Next Sunday the European Council meeting should, once for all, dispel all of investors’ concerns about the Eurozone crisis. If the Council is not able to achieve this, it will cross the final red line of patience, making it very unlikely to ever regain the confidence of investors.
Topics: EU policies
Tags: Eurozone crisis, sovereign debt crisis
Welcome to phase 2 of the Eurozone (EZ) crisis
Richard Baldwin, 5 September 2011
The Eurozone crisis moved into phase 2 this August when the contagion spread to Italian debt, Spanish debt, and most EZ banks. Radical ECB actions prevented a disaster. This column argues that the ECB emergency policies are unsustainable politically and perhaps legally. The only policy combination that EZ leaders could agree on quickly enough involves political cover for ECB bond buying in exchange for national fiscal reforms of the German “debt brake” type.

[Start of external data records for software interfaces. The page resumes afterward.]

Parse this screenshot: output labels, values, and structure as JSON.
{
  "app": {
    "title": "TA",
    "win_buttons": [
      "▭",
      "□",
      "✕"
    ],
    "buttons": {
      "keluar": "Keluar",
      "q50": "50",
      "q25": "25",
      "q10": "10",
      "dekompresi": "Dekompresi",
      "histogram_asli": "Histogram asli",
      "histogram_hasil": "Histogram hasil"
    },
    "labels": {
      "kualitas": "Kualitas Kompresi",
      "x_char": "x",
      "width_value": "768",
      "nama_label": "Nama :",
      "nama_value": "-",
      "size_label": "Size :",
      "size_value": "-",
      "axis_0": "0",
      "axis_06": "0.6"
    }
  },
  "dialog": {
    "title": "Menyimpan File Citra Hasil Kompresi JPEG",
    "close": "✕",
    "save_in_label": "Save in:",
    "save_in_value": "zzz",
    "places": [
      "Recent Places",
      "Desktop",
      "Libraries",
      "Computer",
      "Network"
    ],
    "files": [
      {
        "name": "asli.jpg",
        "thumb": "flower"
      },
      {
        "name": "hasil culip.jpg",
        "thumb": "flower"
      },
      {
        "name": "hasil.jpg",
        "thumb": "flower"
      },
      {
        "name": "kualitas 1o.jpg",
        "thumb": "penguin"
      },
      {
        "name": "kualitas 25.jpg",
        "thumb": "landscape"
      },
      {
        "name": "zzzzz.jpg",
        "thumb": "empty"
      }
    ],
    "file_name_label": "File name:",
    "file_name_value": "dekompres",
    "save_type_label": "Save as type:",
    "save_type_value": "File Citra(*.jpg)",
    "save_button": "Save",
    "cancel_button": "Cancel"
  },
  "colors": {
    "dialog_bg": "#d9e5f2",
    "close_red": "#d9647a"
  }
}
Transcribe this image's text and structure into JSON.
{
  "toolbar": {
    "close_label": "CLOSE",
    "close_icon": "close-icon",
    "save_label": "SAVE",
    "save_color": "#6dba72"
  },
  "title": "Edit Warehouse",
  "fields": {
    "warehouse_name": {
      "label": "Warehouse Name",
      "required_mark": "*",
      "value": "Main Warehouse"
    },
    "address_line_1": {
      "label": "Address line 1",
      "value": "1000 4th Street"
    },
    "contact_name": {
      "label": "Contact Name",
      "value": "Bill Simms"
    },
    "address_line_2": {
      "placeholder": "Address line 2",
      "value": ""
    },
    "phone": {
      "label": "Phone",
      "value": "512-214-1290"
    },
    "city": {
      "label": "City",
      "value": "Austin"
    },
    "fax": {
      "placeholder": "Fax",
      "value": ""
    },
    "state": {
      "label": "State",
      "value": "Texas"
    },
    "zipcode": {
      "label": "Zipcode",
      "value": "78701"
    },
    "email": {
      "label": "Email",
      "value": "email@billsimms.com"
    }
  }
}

IMF Chief Christine Lagarde made phase 2 official: "Developments this summer have indicated we are in a dangerous new phase" (Lagarde 2011).
Topics: EU policies, Europe's nations and regions
Tags: Bank default, Eurozone crisis, sovereign debt crisis
How does sovereign risk affect bank funding conditions? What can policymakers do?
Fabio Panetta, Michael Davies, 26 July 2011
Sovereign credit risk has emerged as the main challenge to global financial stability. This column explains how a deterioration in sovereign creditworthiness can damage bank funding conditions before discussing possible options for mitigating these effects. It argues that banks can only do so much and that the policymakers have a critical role.
The financial crisis and the subsequent recession have caused a sharp deterioration in public finances across advanced countries, raising concerns about sovereign credit risk.
Topics: Global economy, International finance
Tags: Eurozone crisis, Fiscal crisis, sovereign debt crisis
A debt swap to save Greece and the euro
Avinash Persaud, 18 May 2010
The Eurozone crisis is not over. This column argues that solving it requires a voluntary debt swap. Creditors should be invited to swap old Greek bonds for new bonds backed by the European and IMF package. Par values would be the same but the coupons would be lower and the maturities doubled. The exact parameters should be set so the value of the greater certainty of payout was offset by the lower coupons. This would strengthen the euro, facilitate recovery of the $145 billion pledged, and yet force private creditors to realise that Eurozone support is not a one-way bet.
There is a simple way to resolve the Greek problem that will strengthen the euro, not undermine it, will lead international tax payers to recover the $145 billion they have pledged, not lose it, and will not require ambitious institution building in Europe at a time when the electorate is euro-fatigued. The solution requires three critical ingredients.
Topics: Financial markets
Tags: Eurozone crisis, greek crisis, sovereign debt crisis, voluntary debt swaps
European Stabilisation Mechanism: Promises, realities and principles
Charles Wyplosz, 12 May 2010
Markets liked the European Stabilisation Mechanism but a closer look shows that the money is announced but not available. When markets realise this, they may do to Portugal and Spain what they did to Greece. Worse still, crucial principles have been sacrificed for the sake of unconvincing announcements. The debt crisis is unlikely to go away and the monetary union will have to be reconstructed to re-establish the principle of collective fiscal discipline.
There is much to reflect on following the decisions taken over the last weekend. The most important ones are:
Topics: EU institutions
Tags: European Stabilisation Mechanism, eurozone, greek crisis, sovereign debt crisis